Creating a Recipe for Repeatable Success

Winging it can be fun – and somewhat liberating – at times, but adhering to prescribed processes is often the key to predictable results.

By Diana L. Mirakaj

As much as I love to cook, it took a long time for me to get used to the idea of using recipes. I always preferred experimenting with ingredients – trying out different flavors – until one time, I tried to recreate a dish that everyone had really enjoyed, and it turned out horribly. I forgot how to make it. I needed a recipe.

There’s a time and place to wing it, whether in the kitchen or in the office. But there’s also value in repeatable processes and practice. In fact, repeatability is perhaps the foundation for the creation and operation of a successful and stable business.

Formal processes are often documented, which makes them more easily repeatable. But even informal processes need this attribute. To measure a process for flexibility, you must be able to repeat it, detail for detail. Otherwise, there’s nothing consistent against which to measure and compare. To measure process improvement, repeatability is essential once again.

While some may believe they don’t have time to create repeatable processes, the reality is that companies can’t afford not to have processes that are repeatable.

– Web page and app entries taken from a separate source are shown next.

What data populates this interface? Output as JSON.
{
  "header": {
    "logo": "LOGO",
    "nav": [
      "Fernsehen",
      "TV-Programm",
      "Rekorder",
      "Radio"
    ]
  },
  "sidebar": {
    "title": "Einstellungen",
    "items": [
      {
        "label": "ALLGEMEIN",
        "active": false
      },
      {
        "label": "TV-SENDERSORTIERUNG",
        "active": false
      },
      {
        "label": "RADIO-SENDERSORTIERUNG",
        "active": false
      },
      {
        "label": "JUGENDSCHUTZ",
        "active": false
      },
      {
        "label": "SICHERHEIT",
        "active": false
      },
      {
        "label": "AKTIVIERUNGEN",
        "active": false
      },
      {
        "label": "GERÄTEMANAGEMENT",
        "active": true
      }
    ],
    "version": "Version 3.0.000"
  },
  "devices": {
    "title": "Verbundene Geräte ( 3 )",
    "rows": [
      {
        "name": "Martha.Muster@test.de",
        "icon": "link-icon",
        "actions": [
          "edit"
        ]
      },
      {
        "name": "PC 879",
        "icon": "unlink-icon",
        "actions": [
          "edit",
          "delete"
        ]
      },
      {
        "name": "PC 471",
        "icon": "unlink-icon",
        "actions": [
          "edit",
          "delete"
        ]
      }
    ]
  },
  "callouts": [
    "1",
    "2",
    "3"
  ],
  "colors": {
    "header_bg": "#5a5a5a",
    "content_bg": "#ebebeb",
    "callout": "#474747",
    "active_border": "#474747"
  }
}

If time isn’t spent thinking through processes and documenting them, it’s frequently wasted recreating processes each time they’re carried out – often at a higher cost.

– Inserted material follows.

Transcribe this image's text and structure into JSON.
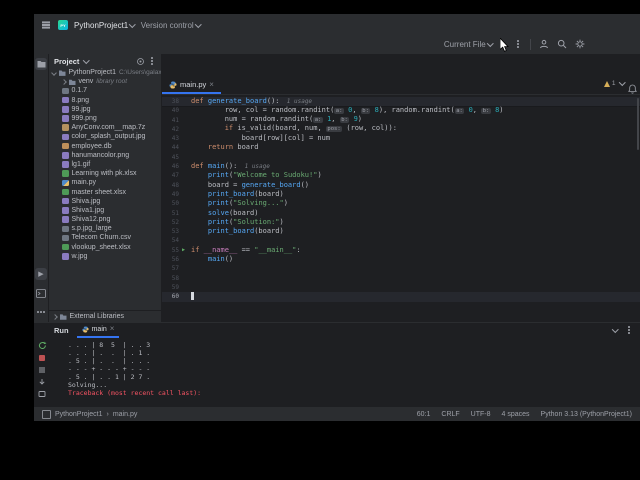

Here are some of the key steps in developing repeatable processes:

  • Have a clear understanding of your organization’s goals and objectives (both short- and long-term).
  • Document current business processes that will be updated or replaced.
  • Assess significant process gaps and disparities.
  • Ensure the development of processes that align with your organization’s overall strategy.

The key to effective operations and consistent achievement of goals is to develop, document, and implement repeatable and scalable processes. Strive to design and document each process so it can be managed or executed by all necessary team members. And then design the overall process to be open and agile enough to respond to the changing needs of the market and your clients. Process development requires time, effort, and collaboration, but companies with well-defined and documented repeatable processes have a higher success rate.

In addition, defining and documenting your processes makes your business more competitive: You’re better able to evaluate your strengths and weaknesses and identify opportunities for improvement; you can improve your product and service quality, and deliver more consistently to your customers, increasing customer satisfaction and loyalty; and you’re more agile, so you can react quickly to changes in the competitive landscape. In short, by defining, documenting and adhering to your processes, you’re consistently doing the right things, at the right time, and you can more easily correct course if you go astray.

Formalization and standardization in any form can be intimidating, but that’s no reason to shy away from the challenge. The 2112 Group has found that solution providers with formal business plans, management processes, and governance have achieved higher annual revenue, profits, and rates of growth year over year. The implications are simple: Goal setting and planning have a direct correlation with better, sustained and predictable growth.

While there may not be one simple recipe for generating revenue, there are steps you can follow, to position yourself for growth – it all comes down to using the correct ingredients.


Diana L. Mirakaj is president and chief operating officer of The 2112 Group. You can follow her on Twitter at @dlenam.